Segment Open

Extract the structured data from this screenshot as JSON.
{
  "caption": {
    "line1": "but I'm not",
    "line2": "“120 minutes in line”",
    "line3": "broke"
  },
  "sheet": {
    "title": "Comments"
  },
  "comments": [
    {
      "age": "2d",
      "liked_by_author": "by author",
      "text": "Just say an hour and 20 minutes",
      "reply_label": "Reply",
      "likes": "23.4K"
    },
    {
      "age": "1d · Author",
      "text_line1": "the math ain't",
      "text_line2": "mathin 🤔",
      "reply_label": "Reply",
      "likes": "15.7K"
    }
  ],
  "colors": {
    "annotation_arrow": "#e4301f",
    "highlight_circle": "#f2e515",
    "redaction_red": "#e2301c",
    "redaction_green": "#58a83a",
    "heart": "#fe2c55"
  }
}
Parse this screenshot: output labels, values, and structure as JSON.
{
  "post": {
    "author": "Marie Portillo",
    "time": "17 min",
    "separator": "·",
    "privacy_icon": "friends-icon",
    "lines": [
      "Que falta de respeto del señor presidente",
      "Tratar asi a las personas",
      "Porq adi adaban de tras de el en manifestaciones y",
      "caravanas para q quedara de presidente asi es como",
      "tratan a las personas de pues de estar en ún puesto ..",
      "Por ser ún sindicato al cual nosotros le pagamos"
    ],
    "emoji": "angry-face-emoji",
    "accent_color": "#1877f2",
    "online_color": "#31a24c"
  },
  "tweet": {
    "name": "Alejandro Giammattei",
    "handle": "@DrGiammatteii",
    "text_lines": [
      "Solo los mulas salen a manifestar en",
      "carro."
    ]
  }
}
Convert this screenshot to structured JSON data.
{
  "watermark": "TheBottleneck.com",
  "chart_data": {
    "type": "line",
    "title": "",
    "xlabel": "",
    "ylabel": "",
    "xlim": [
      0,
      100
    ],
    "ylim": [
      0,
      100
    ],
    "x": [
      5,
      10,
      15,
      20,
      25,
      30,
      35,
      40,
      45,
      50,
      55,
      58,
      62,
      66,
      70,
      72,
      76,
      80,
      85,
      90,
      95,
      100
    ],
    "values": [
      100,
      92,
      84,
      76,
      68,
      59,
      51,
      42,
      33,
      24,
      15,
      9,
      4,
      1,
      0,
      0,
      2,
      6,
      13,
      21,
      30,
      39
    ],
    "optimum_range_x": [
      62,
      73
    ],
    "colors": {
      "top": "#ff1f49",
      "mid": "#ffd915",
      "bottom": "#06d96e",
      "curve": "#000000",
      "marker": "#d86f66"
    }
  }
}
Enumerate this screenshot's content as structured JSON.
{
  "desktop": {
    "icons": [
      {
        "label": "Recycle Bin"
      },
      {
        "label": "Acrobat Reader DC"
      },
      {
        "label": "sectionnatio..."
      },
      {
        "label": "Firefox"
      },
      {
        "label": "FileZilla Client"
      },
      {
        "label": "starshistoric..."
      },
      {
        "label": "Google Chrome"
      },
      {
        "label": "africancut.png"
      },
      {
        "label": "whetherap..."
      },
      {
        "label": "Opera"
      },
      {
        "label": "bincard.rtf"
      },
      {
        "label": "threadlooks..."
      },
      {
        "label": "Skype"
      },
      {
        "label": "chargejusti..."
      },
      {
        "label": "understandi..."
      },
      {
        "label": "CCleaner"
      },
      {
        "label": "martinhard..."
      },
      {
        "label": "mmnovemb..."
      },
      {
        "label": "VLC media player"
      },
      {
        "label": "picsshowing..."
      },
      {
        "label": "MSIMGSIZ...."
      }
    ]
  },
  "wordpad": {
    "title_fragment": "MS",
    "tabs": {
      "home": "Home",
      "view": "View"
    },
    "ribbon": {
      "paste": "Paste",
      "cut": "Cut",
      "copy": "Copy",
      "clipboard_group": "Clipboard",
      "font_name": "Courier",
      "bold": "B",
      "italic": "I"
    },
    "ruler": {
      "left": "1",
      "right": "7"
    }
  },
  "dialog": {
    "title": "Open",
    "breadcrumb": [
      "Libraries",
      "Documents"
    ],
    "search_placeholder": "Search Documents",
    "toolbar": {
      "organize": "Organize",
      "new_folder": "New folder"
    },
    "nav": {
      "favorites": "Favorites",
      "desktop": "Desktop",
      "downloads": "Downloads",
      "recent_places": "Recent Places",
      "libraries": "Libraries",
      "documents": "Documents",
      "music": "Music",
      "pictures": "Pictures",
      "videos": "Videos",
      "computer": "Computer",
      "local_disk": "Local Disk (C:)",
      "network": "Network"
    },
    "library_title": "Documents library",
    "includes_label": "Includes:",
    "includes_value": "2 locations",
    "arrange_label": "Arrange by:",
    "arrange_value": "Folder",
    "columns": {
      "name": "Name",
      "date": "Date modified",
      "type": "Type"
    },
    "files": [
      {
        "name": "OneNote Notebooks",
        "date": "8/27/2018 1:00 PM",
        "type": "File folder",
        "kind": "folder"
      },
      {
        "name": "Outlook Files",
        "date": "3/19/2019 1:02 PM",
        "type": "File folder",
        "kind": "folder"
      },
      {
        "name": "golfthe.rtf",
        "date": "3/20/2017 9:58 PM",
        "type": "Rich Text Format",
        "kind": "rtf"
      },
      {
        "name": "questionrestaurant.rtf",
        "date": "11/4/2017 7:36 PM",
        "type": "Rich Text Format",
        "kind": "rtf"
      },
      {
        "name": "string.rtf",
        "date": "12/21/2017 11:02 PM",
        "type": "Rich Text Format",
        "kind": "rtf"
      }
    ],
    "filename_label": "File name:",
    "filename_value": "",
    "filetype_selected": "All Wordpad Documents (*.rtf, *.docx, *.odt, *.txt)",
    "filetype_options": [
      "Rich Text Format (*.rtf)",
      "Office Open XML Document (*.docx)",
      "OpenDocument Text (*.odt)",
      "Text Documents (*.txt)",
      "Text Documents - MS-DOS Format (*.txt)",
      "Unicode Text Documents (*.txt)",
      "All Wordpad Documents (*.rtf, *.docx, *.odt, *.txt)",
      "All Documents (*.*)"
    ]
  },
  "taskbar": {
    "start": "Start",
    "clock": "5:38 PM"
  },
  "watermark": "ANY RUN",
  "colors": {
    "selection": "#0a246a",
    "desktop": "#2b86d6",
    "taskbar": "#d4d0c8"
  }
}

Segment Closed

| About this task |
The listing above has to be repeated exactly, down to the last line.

| Answer to this problem |
Extract the structured data from this screenshot as JSON.
{
  "caption": {
    "line1": "but I'm not",
    "line2": "“120 minutes in line”",
    "line3": "broke"
  },
  "sheet": {
    "title": "Comments"
  },
  "comments": [
    {
      "age": "2d",
      "liked_by_author": "by author",
      "text": "Just say an hour and 20 minutes",
      "reply_label": "Reply",
      "likes": "23.4K"
    },
    {
      "age": "1d · Author",
      "text_line1": "the math ain't",
      "text_line2": "mathin 🤔",
      "reply_label": "Reply",
      "likes": "15.7K"
    }
  ],
  "colors": {
    "annotation_arrow": "#e4301f",
    "highlight_circle": "#f2e515",
    "redaction_red": "#e2301c",
    "redaction_green": "#58a83a",
    "heart": "#fe2c55"
  }
}
Parse this screenshot: output labels, values, and structure as JSON.
{
  "post": {
    "author": "Marie Portillo",
    "time": "17 min",
    "separator": "·",
    "privacy_icon": "friends-icon",
    "lines": [
      "Que falta de respeto del señor presidente",
      "Tratar asi a las personas",
      "Porq adi adaban de tras de el en manifestaciones y",
      "caravanas para q quedara de presidente asi es como",
      "tratan a las personas de pues de estar en ún puesto ..",
      "Por ser ún sindicato al cual nosotros le pagamos"
    ],
    "emoji": "angry-face-emoji",
    "accent_color": "#1877f2",
    "online_color": "#31a24c"
  },
  "tweet": {
    "name": "Alejandro Giammattei",
    "handle": "@DrGiammatteii",
    "text_lines": [
      "Solo los mulas salen a manifestar en",
      "carro."
    ]
  }
}
Convert this screenshot to structured JSON data.
{
  "watermark": "TheBottleneck.com",
  "chart_data": {
    "type": "line",
    "title": "",
    "xlabel": "",
    "ylabel": "",
    "xlim": [
      0,
      100
    ],
    "ylim": [
      0,
      100
    ],
    "x": [
      5,
      10,
      15,
      20,
      25,
      30,
      35,
      40,
      45,
      50,
      55,
      58,
      62,
      66,
      70,
      72,
      76,
      80,
      85,
      90,
      95,
      100
    ],
    "values": [
      100,
      92,
      84,
      76,
      68,
      59,
      51,
      42,
      33,
      24,
      15,
      9,
      4,
      1,
      0,
      0,
      2,
      6,
      13,
      21,
      30,
      39
    ],
    "optimum_range_x": [
      62,
      73
    ],
    "colors": {
      "top": "#ff1f49",
      "mid": "#ffd915",
      "bottom": "#06d96e",
      "curve": "#000000",
      "marker": "#d86f66"
    }
  }
}
Enumerate this screenshot's content as structured JSON.
{
  "desktop": {
    "icons": [
      {
        "label": "Recycle Bin"
      },
      {
        "label": "Acrobat Reader DC"
      },
      {
        "label": "sectionnatio..."
      },
      {
        "label": "Firefox"
      },
      {
        "label": "FileZilla Client"
      },
      {
        "label": "starshistoric..."
      },
      {
        "label": "Google Chrome"
      },
      {
        "label": "africancut.png"
      },
      {
        "label": "whetherap..."
      },
      {
        "label": "Opera"
      },
      {
        "label": "bincard.rtf"
      },
      {
        "label": "threadlooks..."
      },
      {
        "label": "Skype"
      },
      {
        "label": "chargejusti..."
      },
      {
        "label": "understandi..."
      },
      {
        "label": "CCleaner"
      },
      {
        "label": "martinhard..."
      },
      {
        "label": "mmnovemb..."
      },
      {
        "label": "VLC media player"
      },
      {
        "label": "picsshowing..."
      },
      {
        "label": "MSIMGSIZ...."
      }
    ]
  },
  "wordpad": {
    "title_fragment": "MS",
    "tabs": {
      "home": "Home",
      "view": "View"
    },
    "ribbon": {
      "paste": "Paste",
      "cut": "Cut",
      "copy": "Copy",
      "clipboard_group": "Clipboard",
      "font_name": "Courier",
      "bold": "B",
      "italic": "I"
    },
    "ruler": {
      "left": "1",
      "right": "7"
    }
  },
  "dialog": {
    "title": "Open",
    "breadcrumb": [
      "Libraries",
      "Documents"
    ],
    "search_placeholder": "Search Documents",
    "toolbar": {
      "organize": "Organize",
      "new_folder": "New folder"
    },
    "nav": {
      "favorites": "Favorites",
      "desktop": "Desktop",
      "downloads": "Downloads",
      "recent_places": "Recent Places",
      "libraries": "Libraries",
      "documents": "Documents",
      "music": "Music",
      "pictures": "Pictures",
      "videos": "Videos",
      "computer": "Computer",
      "local_disk": "Local Disk (C:)",
      "network": "Network"
    },
    "library_title": "Documents library",
    "includes_label": "Includes:",
    "includes_value": "2 locations",
    "arrange_label": "Arrange by:",
    "arrange_value": "Folder",
    "columns": {
      "name": "Name",
      "date": "Date modified",
      "type": "Type"
    },
    "files": [
      {
        "name": "OneNote Notebooks",
        "date": "8/27/2018 1:00 PM",
        "type": "File folder",
        "kind": "folder"
      },
      {
        "name": "Outlook Files",
        "date": "3/19/2019 1:02 PM",
        "type": "File folder",
        "kind": "folder"
      },
      {
        "name": "golfthe.rtf",
        "date": "3/20/2017 9:58 PM",
        "type": "Rich Text Format",
        "kind": "rtf"
      },
      {
        "name": "questionrestaurant.rtf",
        "date": "11/4/2017 7:36 PM",
        "type": "Rich Text Format",
        "kind": "rtf"
      },
      {
        "name": "string.rtf",
        "date": "12/21/2017 11:02 PM",
        "type": "Rich Text Format",
        "kind": "rtf"
      }
    ],
    "filename_label": "File name:",
    "filename_value": "",
    "filetype_selected": "All Wordpad Documents (*.rtf, *.docx, *.odt, *.txt)",
    "filetype_options": [
      "Rich Text Format (*.rtf)",
      "Office Open XML Document (*.docx)",
      "OpenDocument Text (*.odt)",
      "Text Documents (*.txt)",
      "Text Documents - MS-DOS Format (*.txt)",
      "Unicode Text Documents (*.txt)",
      "All Wordpad Documents (*.rtf, *.docx, *.odt, *.txt)",
      "All Documents (*.*)"
    ]
  },
  "taskbar": {
    "start": "Start",
    "clock": "5:38 PM"
  },
  "watermark": "ANY RUN",
  "colors": {
    "selection": "#0a246a",
    "desktop": "#2b86d6",
    "taskbar": "#d4d0c8"
  }
}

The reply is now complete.